      Tresviri aere argento auro flando feriundo.
      Three men for striking and casting bronze, silver and copper coins.

ConjugationEdit

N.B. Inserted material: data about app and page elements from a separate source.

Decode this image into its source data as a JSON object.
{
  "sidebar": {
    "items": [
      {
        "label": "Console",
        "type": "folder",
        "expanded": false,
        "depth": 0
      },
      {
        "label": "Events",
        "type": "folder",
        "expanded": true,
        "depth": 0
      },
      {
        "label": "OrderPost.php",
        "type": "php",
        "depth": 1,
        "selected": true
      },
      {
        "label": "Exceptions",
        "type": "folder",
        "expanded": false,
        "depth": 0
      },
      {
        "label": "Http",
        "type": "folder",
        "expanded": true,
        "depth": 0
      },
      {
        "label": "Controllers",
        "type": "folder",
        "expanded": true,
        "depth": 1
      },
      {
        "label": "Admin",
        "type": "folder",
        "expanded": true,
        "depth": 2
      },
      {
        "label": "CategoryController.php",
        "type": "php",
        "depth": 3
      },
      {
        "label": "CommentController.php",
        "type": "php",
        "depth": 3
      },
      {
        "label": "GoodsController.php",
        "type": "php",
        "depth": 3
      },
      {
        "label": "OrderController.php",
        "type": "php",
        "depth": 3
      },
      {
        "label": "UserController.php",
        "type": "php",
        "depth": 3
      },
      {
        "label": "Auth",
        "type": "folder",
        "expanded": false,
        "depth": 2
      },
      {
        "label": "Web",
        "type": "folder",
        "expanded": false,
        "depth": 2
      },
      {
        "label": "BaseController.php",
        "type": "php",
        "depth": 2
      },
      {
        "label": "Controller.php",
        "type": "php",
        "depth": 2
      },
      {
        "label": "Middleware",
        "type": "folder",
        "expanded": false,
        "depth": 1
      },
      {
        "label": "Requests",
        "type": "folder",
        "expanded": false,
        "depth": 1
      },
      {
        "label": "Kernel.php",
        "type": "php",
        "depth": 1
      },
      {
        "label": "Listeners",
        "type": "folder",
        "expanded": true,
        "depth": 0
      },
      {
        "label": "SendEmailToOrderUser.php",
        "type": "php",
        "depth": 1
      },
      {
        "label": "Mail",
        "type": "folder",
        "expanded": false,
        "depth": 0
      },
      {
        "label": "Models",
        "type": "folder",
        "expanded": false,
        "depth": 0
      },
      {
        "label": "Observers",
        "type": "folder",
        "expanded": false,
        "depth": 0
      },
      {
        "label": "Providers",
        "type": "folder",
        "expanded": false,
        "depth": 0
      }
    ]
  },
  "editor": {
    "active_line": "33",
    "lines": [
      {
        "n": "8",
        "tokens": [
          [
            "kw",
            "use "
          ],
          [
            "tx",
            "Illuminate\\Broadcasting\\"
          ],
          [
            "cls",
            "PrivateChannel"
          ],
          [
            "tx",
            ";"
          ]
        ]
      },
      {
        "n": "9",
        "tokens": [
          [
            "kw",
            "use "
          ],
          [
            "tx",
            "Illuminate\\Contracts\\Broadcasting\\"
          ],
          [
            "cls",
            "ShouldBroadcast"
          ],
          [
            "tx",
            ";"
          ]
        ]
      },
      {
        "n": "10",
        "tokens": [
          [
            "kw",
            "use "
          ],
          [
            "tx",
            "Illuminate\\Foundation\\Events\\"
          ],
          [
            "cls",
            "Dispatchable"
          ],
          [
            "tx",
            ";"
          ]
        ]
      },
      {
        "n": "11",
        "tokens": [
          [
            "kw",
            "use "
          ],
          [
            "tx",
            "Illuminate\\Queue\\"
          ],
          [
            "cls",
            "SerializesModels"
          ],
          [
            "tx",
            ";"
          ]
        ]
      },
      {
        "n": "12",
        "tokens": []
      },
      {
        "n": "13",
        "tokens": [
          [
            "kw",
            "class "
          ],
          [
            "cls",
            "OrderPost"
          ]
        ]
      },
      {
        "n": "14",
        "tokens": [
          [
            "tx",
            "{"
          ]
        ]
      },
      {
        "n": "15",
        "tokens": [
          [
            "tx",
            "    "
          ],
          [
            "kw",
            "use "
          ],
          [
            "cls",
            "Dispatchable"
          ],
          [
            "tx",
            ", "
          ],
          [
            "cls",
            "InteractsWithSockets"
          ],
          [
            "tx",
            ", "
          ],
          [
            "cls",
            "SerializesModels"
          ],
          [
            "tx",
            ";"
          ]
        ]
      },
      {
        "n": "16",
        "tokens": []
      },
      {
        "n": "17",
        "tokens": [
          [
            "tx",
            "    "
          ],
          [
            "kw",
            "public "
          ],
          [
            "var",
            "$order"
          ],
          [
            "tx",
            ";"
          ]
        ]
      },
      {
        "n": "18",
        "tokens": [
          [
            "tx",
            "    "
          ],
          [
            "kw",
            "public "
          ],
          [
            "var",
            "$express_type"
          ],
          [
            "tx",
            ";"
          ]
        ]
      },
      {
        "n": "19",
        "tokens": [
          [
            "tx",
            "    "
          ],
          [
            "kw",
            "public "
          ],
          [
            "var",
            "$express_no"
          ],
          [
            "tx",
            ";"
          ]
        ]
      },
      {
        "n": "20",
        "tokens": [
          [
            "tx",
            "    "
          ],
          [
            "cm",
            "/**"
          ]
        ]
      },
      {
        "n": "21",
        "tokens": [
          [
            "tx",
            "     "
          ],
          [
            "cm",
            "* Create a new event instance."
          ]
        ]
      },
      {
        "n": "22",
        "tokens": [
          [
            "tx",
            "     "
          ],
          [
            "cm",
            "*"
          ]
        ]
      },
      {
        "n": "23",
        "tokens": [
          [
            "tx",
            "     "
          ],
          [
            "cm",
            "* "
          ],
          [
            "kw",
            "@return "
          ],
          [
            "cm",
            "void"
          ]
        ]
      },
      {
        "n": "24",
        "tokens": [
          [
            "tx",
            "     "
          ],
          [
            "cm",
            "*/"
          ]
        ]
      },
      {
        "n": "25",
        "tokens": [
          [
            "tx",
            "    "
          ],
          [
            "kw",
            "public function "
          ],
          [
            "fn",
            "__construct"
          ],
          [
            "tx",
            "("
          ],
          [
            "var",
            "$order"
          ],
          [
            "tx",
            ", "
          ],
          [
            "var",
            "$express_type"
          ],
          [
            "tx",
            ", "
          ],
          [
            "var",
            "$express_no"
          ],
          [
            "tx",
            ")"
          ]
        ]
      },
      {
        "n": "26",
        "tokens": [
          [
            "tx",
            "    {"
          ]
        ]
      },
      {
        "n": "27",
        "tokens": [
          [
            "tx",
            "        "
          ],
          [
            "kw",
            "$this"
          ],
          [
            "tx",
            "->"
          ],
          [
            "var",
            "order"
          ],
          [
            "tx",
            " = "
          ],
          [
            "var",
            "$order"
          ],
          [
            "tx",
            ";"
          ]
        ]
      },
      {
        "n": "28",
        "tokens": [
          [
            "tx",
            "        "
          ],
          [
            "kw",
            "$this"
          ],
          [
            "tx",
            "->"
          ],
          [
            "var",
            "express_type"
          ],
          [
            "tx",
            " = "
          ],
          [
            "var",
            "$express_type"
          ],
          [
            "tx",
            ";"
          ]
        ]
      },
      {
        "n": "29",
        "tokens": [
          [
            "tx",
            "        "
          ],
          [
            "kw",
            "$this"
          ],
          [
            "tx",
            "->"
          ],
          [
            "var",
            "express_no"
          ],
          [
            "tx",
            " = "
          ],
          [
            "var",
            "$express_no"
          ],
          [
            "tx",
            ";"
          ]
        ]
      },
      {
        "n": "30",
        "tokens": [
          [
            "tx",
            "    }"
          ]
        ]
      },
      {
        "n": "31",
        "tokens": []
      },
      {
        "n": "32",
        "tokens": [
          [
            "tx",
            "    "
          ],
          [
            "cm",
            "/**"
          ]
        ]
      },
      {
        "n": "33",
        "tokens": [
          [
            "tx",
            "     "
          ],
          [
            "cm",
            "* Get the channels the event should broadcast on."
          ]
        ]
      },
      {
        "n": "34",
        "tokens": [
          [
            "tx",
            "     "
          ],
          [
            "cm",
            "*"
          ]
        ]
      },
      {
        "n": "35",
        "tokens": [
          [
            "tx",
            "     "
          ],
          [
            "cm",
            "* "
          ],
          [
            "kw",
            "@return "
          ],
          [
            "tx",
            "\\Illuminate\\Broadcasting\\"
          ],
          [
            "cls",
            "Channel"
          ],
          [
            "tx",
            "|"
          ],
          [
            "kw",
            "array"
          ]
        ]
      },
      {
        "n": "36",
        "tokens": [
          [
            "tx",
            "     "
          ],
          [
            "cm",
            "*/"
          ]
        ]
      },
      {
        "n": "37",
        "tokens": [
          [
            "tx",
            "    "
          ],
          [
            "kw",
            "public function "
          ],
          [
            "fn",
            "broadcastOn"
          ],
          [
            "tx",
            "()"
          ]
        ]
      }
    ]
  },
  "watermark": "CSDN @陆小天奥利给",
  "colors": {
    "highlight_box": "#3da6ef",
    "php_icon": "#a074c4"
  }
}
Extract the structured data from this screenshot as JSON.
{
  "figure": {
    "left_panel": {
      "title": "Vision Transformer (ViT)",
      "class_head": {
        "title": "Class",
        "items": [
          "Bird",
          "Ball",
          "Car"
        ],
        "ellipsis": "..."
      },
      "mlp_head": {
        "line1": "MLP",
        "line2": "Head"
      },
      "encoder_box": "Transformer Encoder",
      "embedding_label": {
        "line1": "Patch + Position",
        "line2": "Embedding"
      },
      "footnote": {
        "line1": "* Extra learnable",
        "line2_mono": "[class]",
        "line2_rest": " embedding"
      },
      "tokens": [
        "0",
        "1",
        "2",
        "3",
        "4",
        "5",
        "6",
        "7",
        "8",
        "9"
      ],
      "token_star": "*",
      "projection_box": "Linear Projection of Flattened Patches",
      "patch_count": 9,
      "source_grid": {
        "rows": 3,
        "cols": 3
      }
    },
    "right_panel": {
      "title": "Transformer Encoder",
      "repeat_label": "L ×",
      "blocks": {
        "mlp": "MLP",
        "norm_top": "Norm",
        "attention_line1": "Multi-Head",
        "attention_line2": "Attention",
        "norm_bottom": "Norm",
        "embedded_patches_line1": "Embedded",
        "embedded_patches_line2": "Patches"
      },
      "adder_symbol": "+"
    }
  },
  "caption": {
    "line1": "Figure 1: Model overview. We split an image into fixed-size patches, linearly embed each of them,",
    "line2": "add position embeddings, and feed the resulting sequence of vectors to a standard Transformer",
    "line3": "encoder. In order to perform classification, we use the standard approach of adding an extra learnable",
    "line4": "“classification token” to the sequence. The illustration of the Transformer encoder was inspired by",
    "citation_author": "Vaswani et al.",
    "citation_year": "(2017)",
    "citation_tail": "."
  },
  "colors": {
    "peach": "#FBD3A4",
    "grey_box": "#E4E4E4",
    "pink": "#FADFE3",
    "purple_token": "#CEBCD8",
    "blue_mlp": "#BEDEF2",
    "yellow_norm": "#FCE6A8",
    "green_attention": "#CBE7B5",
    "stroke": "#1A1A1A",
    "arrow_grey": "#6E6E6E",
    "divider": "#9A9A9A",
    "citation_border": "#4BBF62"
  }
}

   Conjugation of feriō (fourth conjugation, no supine stem except in the future active participle)
indicative singular plural
first second third first second third
active present feriō ferīs ferit ferīmus ferītis feriunt
imperfect feriēbam feriēbās feriēbat feriēbāmus feriēbātis feriēbant
future feriam feriēs feriet feriēmus feriētis ferient
perfect feriī feriistī feriit feriimus feriistis feriērunt, feriēre
pluperfect ferieram ferierās ferierat ferierāmus ferierātis ferierant
future perfect ferierō ferieris ferierit ferierimus ferieritis ferierint
passive present ferior ferīris, ferīre ferītur ferīmur ferīminī feriuntur
imperfect feriēbar feriēbāris, feriēbāre feriēbātur feriēbāmur feriēbāminī feriēbantur
future feriar feriēris, feriēre feriētur feriēmur feriēminī ferientur
subjunctive singular plural
first second third first second third
active present feriam feriās feriat feriāmus feriātis feriant
imperfect ferīrem ferīrēs ferīret ferīrēmus ferīrētis ferīrent
perfect ferierim ferierīs ferierit ferierīmus ferierītis ferierint
pluperfect feriissem feriissēs feriisset feriissēmus feriissētis feriissent
passive present feriar feriāris, feriāre feriātur feriāmur feriāminī feriantur
imperfect ferīrer ferīrēris, ferīrēre ferīrētur ferīrēmur ferīrēminī ferīrentur
imperative singular plural
first second third first second third
active present ferī ferīte
future ferītō ferītō ferītōte feriuntō
passive present ferīre ferīminī
future ferītor ferītor feriuntor
non-finite forms active passive
present perfect future present perfect future
infinitives ferīre feriisse ferītūrum esse ferīrī
participles feriēns ferītūrus feriendus, feriundus
verbal nouns gerund supine
genitive dative accusative ablative accusative ablative
feriendī feriendō feriendum feriendō

Usage notesEdit

  • Perfect and passive forms are rare. (Perfect forms and perfect passive participle are usually supplied by its synonym, percutio.)
  • The verb form feriunt, meaning they strike, had the archaic spelling ferinunt.

SynonymsEdit

Derived termsEdit

DescendantsEdit

ReferencesEdit

  1. ^ R. S. P. Beekes, Etymological Dictionary of Greek, Brill, 2009, p. 1555.
  • ferio in Charlton T. Lewis and Charles Short (1879) A Latin Dictionary, Oxford: Clarendon Press
  • ferio in Charlton T. Lewis (1891) An Elementary Latin Dictionary, New York: Harper & Brothers
  • ferio in Gaffiot, Félix (1934) Dictionnaire illustré Latin-Français, Hachette
  • Carl Meissner; Henry William Auden (1894) Latin Phrase-Book[1], London: Macmillan and Co.
    • to beat one's brow: frontem ferire, percutere
    • to slaughter victims: victimas (oxen), hostias (smaller animals, especially sheep) immolare, securi ferire, caedere, mactare
    • to execute a person, cut off his head: securi percutere, ferire aliquem
    • to conclude a treaty, an alliance: foedus facere (cum aliquo), icere, ferire

SpanishEdit

VerbEdit

ferio

  1. First-person singular (yo) present indicative form of feriar.